Stronghold, a cryptocurrency trading platform housed by Stellar, is launching a stablecoin on its parent network’s blockchain in collaboration with IBM. Stronghold USD will be backed with “one-to-one U.S. dollars per coin,” according to an official press release, and held in an account with Nevada-based Prime Trust, the same trust company that banks for the stablecoin TrueUSD.
The stablecoin is also purportedly protected by FDIC Insurance, something no other stablecoin or cryptocurrency company — bar Coinbase and Gemini — can claim. Founded in 1933 in the throes of the Great Depression, the FDIC is a federal agency that provides deposit insurance for clients at commercial banks and savings institutions, covering amounts up to $250,000.
As an exchange, Stronghold acts as a Stellar network anchor, a trusted entity that holds deposits and issues corresponding credit for these deposits. Anchors allows Stellar’s users to bridge the gap between networks, as any currency (fiat or crypto) can be represented as credit on the network and traded accordingly (except for lumens, which is Stellar’s native coin and is settled on-chain without the need for an anchor or credit).
Stronghold USD will act as a new anchor for Stellar’s network. Underpinned by Stellar’s blockchain, Stronghold USD will be issued and transacted on the network, and users will be able to liquidate their Stronghold USD through Stronghold’s exchange or Prime Trust.
IBM’s involvement in the project is unsurprising given the legacy tech company’s ongoing partnership with Stellar. Stronghold also chose to collaborate with IBM to explore the potential business and enterprise application of their newest offering. The partnership will test this potential by examining use cases for the blockchain businesses that leverage IBM’s blockchain platform.
“The digitization of real-world assets using blockchain can dramatically transform many forms of financial transactions conducted around the world,” Global Vice President of IBM Blockchain, Jesse Lund, said in a statement.
“New types of fiat-backed instruments, like Stronghold’s USD token, have the potential to improve the backbone of international banking operations and payments, giving banks an easier way to integrate with public blockchain networks without significant changes to their core banking and compliance infrastructure.”

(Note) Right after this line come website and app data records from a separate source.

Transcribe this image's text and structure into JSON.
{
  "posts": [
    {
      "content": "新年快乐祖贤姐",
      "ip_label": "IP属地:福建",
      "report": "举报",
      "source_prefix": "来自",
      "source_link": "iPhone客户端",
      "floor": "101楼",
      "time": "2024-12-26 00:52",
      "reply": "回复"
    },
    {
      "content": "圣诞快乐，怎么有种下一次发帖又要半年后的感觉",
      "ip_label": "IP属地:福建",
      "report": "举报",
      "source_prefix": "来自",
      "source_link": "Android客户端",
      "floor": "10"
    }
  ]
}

The company statement seems to take aim at other stable tokens in the ecosystem: “[the] intent of issuing a token, like Stronghold USD, is to strengthen confidence in the practical application of stablecoins for routine transactions by addressing the challenges associated with previous attempts at fiat-backed coins, where limited transparency into the underlying reserves guaranteeing the coin’s value prevented broad adoption.”
“Previous attempts” could be pointing a semantic finger at Tether, the oldest and most popular stablecoin on the market. Tether has long drawn skepticism and criticism from the community for its lack of transparency and opaque asset management practices. The company has repeatedly stressed that it can’t acquire an official audit to attest to the dollar reserves that are supposedly backing its supply, and naysayers doubt that it has one-to-one backing at all. Researchers at the University of Texas at Austin have even argued that Tether’s fractional issuance inflated bitcoin during last year’s bull run.
Unlike Tether, Stronghold USD is audited, according to Scott Purcell, Prime Trust’s CEO, but the identity of the auditing firm has not been revealed. The new stablecoin also features backing by the FDIC in what may be perceived as a badge of legitimacy and reliability.
Tether is also mainly used as a haven of stability for traders. When navigating the daily volatility of the cryptocurrency market, traders will often “tether up” to avoid losing their holding’s dollar value. Judging by the press release’s emphasis on business, Stronghold and IBM are working to bring Stronghold USD to business, financial institutions and the like for enterprise adoption and day-to-day use.
Stronghold is currently accepting applications for institutional investors and entities to test Stronghold USD. Access for retail investors will be opened at a later but unspecified date.
This article originally appeared on Bitcoin Magazine.